■ **Exercise details**: A word-for-word copy of the entries is the only acceptable reply.
::::::::
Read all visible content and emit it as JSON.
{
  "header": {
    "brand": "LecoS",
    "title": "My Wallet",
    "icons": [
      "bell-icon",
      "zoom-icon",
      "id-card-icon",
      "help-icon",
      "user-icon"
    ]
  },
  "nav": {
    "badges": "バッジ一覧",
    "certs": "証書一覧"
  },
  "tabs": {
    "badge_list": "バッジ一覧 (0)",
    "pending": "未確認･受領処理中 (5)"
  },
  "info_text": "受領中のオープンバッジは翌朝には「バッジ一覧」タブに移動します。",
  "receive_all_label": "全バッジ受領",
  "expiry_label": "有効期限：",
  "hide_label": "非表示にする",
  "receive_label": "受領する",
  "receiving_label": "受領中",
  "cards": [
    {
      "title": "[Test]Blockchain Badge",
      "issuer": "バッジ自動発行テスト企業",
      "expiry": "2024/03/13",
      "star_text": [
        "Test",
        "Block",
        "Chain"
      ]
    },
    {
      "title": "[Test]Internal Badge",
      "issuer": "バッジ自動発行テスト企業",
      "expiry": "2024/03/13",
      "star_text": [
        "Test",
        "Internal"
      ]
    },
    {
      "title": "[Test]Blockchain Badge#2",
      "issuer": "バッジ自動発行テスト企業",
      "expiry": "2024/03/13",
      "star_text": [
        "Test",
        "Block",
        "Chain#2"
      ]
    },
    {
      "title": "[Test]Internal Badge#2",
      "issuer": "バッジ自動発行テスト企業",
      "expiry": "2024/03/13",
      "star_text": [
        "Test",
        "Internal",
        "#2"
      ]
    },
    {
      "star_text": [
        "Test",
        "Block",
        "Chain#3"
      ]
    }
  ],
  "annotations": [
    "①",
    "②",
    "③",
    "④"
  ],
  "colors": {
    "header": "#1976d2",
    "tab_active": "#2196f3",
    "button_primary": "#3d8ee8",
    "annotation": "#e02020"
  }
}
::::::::
■ **Finished task**:
Read all visible content and emit it as JSON.
{
  "header": {
    "brand": "LecoS",
    "title": "My Wallet",
    "icons": [
      "bell-icon",
      "zoom-icon",
      "id-card-icon",
      "help-icon",
      "user-icon"
    ]
  },
  "nav": {
    "badges": "バッジ一覧",
    "certs": "証書一覧"
  },
  "tabs": {
    "badge_list": "バッジ一覧 (0)",
    "pending": "未確認･受領処理中 (5)"
  },
  "info_text": "受領中のオープンバッジは翌朝には「バッジ一覧」タブに移動します。",
  "receive_all_label": "全バッジ受領",
  "expiry_label": "有効期限：",
  "hide_label": "非表示にする",
  "receive_label": "受領する",
  "receiving_label": "受領中",
  "cards": [
    {
      "title": "[Test]Blockchain Badge",
      "issuer": "バッジ自動発行テスト企業",
      "expiry": "2024/03/13",
      "star_text": [
        "Test",
        "Block",
        "Chain"
      ]
    },
    {
      "title": "[Test]Internal Badge",
      "issuer": "バッジ自動発行テスト企業",
      "expiry": "2024/03/13",
      "star_text": [
        "Test",
        "Internal"
      ]
    },
    {
      "title": "[Test]Blockchain Badge#2",
      "issuer": "バッジ自動発行テスト企業",
      "expiry": "2024/03/13",
      "star_text": [
        "Test",
        "Block",
        "Chain#2"
      ]
    },
    {
      "title": "[Test]Internal Badge#2",
      "issuer": "バッジ自動発行テスト企業",
      "expiry": "2024/03/13",
      "star_text": [
        "Test",
        "Internal",
        "#2"
      ]
    },
    {
      "star_text": [
        "Test",
        "Block",
        "Chain#3"
      ]
    }
  ],
  "annotations": [
    "①",
    "②",
    "③",
    "④"
  ],
  "colors": {
    "header": "#1976d2",
    "tab_active": "#2196f3",
    "button_primary": "#3d8ee8",
    "annotation": "#e02020"
  }
}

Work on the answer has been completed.